a boring bar pivotally mounted in the housing including a cutting point projecting therefrom, said bar and housing having interacting guide surfaces extending normal to the pivotal axis,
longitudinally movable wedge means positioned within and acting between portions of the boring bar and housing longitudinally spaced from said pivotal mounting to provide lateral displacement of the cutting point upon longitudinal movement of the wedge means.
2. The cutting tool of claim 1, the bar having a portion of polygonal cross section within said housing.
3. The cutting tool of claim 2, wherein the polygonal cross section is rectangular.
4. A rotary cutting tool in accordance with claim 1 wherein the wedge means includes a rod adapted for actuation by a spindle push rod and having a planar surface inclined to the housing axis disposed to actuate adjustment of the bar.
5. The cutting tool of claim 1 including resilient means acting between portions of said housing and said bar longitudinally spaced from both said pivotal mounting and first named portions.
6. A cutting tool comprising,
a boring bar pivotally mounted at one end of the housing including a cutting point projecting therefrom said bar and housing having interacting guide surfaces extending normal to the pivotal axis,
longitudinally movable wedge means positioned within and acting between portions of the bar and housing longitudinally spaced from said pivotal mounting and adapted to displace laterally the cutting point upon longitudinal movement of the wedge means, and
resilient means acting between portions of said housing and said bar longitudinally spaced from said pivotal mounting and said first named portions for preloading the bar against said wedge means and said pivotal mounting.
7. The cutting tool of claim 6 wherein said housing and bar include central apertures extending longitudinally therewithin and the wedge means is located within the bar aperture.
8. A rotary cutting tool as set forth in claim 7 wherein the wedge means includes a planar surface inclined with respect to the housing axis and adapted for actuation by a spindle push rod.
9. The cutting tool of claim 8 wherein the bar is provided with a flatted roller extending through the aperture and engaging the inclined surface.
10. The cutting tool of claim 8 wherein an extension of the wedge means engages the bar in the aperture at a second location axially spaced from the inclined planar surface.
11. The cutting tool of claim 10 wherein said first named housing portion includes adjustable reaction means engaging the wedge means.
12. The cutting tool of claim 6 wherein the bar includes a polygonal cross sectional portion within the housing having planar surfaces perpendicular to the pivot axis engaging the housing with a close sliding fit.

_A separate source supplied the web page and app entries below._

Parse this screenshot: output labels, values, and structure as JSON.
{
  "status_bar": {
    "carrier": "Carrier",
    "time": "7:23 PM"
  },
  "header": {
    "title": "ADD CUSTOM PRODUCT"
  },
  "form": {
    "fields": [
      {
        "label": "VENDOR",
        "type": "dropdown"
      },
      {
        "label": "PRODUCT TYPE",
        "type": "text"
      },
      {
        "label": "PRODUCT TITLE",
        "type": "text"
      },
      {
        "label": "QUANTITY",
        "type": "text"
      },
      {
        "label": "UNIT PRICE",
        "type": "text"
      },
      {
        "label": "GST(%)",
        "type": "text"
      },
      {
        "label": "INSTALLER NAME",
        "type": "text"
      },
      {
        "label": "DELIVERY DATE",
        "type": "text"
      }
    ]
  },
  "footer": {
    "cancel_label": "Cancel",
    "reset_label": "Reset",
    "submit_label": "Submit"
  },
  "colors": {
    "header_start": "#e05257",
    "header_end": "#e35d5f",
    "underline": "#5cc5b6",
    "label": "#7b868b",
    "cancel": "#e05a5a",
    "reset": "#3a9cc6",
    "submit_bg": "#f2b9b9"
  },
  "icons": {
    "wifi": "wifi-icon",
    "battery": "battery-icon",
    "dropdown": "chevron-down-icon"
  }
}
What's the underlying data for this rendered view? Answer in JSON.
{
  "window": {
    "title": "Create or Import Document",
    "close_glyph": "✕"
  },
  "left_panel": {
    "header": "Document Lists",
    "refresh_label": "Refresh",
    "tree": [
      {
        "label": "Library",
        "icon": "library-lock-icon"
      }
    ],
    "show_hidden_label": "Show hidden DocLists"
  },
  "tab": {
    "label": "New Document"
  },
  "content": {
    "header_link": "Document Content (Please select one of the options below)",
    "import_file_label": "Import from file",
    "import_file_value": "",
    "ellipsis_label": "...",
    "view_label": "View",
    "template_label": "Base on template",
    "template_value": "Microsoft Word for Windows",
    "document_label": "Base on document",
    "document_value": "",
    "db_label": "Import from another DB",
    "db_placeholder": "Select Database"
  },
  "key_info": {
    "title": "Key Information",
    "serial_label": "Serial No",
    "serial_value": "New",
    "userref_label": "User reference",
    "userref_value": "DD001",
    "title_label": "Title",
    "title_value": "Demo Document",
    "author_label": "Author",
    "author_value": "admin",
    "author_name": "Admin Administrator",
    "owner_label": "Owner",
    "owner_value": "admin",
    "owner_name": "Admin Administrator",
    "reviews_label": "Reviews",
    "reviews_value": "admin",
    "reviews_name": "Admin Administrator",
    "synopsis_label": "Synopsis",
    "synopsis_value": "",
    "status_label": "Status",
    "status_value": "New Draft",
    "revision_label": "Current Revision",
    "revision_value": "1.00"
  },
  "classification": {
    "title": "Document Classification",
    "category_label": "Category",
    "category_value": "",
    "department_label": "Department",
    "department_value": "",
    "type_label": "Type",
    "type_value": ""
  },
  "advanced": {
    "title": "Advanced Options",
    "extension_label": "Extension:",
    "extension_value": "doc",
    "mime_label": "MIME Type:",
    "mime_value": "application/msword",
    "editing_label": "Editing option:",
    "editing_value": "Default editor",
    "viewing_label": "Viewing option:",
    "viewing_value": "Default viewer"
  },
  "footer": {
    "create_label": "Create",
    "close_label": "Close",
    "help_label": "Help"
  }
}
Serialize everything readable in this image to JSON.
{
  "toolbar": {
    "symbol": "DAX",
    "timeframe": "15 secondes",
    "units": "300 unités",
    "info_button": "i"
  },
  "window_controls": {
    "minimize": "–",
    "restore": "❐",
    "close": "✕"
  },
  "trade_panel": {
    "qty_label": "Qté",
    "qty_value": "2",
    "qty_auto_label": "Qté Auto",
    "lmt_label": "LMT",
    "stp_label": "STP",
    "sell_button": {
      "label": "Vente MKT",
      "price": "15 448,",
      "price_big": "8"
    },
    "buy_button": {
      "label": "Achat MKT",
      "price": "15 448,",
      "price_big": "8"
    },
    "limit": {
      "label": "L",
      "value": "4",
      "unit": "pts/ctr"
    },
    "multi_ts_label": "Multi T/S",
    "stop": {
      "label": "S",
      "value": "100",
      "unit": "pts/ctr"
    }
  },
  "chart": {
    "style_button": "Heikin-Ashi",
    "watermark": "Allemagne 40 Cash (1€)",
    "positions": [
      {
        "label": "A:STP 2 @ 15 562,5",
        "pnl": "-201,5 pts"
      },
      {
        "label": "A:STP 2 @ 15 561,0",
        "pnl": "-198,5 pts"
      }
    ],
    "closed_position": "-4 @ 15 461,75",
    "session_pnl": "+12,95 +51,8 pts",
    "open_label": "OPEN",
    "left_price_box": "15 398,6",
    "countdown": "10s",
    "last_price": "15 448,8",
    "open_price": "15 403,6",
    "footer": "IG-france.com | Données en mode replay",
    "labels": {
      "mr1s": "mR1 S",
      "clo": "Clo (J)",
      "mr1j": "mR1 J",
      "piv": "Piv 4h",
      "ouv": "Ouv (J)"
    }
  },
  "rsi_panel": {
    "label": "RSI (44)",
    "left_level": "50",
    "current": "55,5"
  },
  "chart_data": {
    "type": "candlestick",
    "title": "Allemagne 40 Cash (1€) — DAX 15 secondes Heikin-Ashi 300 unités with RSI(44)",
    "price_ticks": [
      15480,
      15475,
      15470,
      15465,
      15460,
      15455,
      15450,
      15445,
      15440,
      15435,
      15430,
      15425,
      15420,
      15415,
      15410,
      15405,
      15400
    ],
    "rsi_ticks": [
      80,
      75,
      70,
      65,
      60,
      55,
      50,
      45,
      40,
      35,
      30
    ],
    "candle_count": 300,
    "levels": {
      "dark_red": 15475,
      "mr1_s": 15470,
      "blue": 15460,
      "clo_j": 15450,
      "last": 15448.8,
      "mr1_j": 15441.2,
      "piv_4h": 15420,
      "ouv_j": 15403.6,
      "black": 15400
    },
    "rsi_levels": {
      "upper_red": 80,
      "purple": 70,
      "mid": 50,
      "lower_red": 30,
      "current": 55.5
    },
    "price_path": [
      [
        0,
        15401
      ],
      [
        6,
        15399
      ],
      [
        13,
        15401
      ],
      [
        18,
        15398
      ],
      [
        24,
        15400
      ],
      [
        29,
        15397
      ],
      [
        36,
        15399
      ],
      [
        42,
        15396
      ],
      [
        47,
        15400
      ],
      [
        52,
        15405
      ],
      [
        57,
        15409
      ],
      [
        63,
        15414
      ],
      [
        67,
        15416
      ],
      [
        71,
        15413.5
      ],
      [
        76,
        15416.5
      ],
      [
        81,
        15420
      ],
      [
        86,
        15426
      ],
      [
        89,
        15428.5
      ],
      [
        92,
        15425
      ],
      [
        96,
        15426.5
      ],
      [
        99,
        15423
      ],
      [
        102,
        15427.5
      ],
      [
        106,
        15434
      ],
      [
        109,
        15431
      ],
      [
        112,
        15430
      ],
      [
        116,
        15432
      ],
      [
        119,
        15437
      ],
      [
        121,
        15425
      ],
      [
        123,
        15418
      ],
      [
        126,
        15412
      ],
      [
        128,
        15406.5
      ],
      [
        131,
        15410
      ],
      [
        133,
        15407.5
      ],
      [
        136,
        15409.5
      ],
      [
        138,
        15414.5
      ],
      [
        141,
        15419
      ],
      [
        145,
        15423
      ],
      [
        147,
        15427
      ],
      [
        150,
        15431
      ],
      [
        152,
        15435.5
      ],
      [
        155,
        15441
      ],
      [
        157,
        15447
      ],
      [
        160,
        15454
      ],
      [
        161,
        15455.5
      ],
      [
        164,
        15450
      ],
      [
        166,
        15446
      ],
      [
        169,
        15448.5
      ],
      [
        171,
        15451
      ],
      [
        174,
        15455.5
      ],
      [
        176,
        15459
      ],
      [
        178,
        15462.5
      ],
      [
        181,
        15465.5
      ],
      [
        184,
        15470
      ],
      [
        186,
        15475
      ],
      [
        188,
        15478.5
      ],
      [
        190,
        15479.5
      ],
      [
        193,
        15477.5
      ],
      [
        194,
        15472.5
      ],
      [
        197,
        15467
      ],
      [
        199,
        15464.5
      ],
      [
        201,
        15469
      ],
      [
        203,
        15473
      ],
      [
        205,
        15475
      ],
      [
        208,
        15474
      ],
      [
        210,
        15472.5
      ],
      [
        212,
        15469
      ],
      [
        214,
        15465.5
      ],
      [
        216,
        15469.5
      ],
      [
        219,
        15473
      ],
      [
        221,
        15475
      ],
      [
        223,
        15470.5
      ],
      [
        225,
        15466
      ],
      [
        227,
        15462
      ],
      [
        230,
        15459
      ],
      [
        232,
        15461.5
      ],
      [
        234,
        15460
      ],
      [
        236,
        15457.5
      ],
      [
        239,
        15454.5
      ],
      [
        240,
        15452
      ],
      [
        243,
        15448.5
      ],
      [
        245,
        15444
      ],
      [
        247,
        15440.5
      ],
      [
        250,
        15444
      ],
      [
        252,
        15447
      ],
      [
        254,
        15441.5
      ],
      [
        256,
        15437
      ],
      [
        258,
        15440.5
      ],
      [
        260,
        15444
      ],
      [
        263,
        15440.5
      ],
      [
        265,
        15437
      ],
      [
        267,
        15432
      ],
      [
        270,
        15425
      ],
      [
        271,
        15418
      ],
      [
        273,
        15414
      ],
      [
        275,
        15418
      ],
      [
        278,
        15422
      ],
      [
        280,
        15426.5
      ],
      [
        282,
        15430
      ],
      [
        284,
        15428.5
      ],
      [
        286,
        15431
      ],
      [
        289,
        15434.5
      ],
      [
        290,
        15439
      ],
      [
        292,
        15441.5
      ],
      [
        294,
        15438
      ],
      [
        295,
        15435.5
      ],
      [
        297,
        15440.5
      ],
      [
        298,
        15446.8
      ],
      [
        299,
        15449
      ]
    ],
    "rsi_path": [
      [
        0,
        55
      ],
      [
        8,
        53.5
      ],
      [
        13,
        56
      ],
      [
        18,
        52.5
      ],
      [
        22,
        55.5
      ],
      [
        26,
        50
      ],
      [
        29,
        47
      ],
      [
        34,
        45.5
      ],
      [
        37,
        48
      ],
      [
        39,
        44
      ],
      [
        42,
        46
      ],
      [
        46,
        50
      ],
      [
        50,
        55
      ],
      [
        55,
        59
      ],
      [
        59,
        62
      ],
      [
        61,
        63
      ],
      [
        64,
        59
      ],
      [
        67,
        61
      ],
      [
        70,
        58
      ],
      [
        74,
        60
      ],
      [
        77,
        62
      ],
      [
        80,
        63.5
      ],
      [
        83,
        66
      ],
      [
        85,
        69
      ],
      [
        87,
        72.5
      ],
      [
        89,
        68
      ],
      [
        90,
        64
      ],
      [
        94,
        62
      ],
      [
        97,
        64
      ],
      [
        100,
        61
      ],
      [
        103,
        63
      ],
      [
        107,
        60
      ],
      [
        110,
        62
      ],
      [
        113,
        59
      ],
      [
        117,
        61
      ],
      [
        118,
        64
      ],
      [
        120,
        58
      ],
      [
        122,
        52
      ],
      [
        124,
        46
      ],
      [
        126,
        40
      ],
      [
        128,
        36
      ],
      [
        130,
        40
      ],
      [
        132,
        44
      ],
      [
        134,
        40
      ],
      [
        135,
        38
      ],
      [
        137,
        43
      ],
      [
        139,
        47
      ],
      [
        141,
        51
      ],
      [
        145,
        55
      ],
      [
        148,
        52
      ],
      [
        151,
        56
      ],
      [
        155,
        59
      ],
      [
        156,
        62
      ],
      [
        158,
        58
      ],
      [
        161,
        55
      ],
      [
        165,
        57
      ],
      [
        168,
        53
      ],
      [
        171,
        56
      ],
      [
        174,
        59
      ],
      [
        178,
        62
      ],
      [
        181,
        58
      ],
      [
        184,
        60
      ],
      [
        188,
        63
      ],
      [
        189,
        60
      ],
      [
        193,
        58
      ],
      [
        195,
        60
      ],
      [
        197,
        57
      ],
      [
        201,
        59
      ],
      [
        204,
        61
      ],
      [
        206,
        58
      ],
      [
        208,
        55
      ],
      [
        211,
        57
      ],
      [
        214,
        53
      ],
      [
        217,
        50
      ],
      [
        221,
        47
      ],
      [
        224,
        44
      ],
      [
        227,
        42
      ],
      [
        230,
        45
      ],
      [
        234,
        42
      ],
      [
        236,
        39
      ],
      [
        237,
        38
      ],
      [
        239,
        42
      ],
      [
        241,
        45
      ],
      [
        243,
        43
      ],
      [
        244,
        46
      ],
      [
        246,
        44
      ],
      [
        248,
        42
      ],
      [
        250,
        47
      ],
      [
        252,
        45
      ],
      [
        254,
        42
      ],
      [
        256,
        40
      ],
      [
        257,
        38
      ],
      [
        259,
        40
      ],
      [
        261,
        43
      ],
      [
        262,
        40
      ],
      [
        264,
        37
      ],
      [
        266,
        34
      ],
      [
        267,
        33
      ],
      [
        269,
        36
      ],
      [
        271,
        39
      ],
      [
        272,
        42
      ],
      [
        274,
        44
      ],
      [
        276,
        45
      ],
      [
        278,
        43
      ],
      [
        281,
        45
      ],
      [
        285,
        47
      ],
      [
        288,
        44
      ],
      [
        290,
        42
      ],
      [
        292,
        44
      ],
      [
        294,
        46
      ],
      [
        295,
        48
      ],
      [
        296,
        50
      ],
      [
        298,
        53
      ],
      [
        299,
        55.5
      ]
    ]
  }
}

13. The cutting tool of claim 12 wherein the polygonal portion is rectangular with sufficient clearance for pivotal movement adjacent the sides parallel to the pivot axis.
14. The cutting tool of claim 8 wherein the resilient means include spring means and the inclined surface is located longitudinally between the pivot and the spring means.
15. A rotary cutting tool comprising,
a boring bar pivotally mounted in the housing and having a cutting point provided at one end,
an aperture extending axially within the bar,
an axially actuatable rod extending within the aperture and slidably engaging the bar therewithin,
a planar wedging surface on the rod inclined to the axis of the housing and axially spaced from the engagement of the rod and bar and the pivotal mounta reaction surface in the bar engaging the inclined surface for pivotal movement of the bar upon actuation of the rod,
reaction means engaging the rod opposite said wedging surface and retained in the housing,
resilient means acting between said housing and bar axially spaced from the pivotal mounting and the wedging surface for preloading the bar against said pivotal mounting and reaction means, and
a rectangular cross section on at least a portion of the bar within the housing having a close sliding fit on the sides perpendicular to the pivot axis and sufficient clearance for pivotal movement adjacent the sides parallel to the pivot axis.
16. The cutting tool of claim 15 wherein the resilient means include spring means and the inclined surface is located axially between the pivot and the spring means. :1: =0: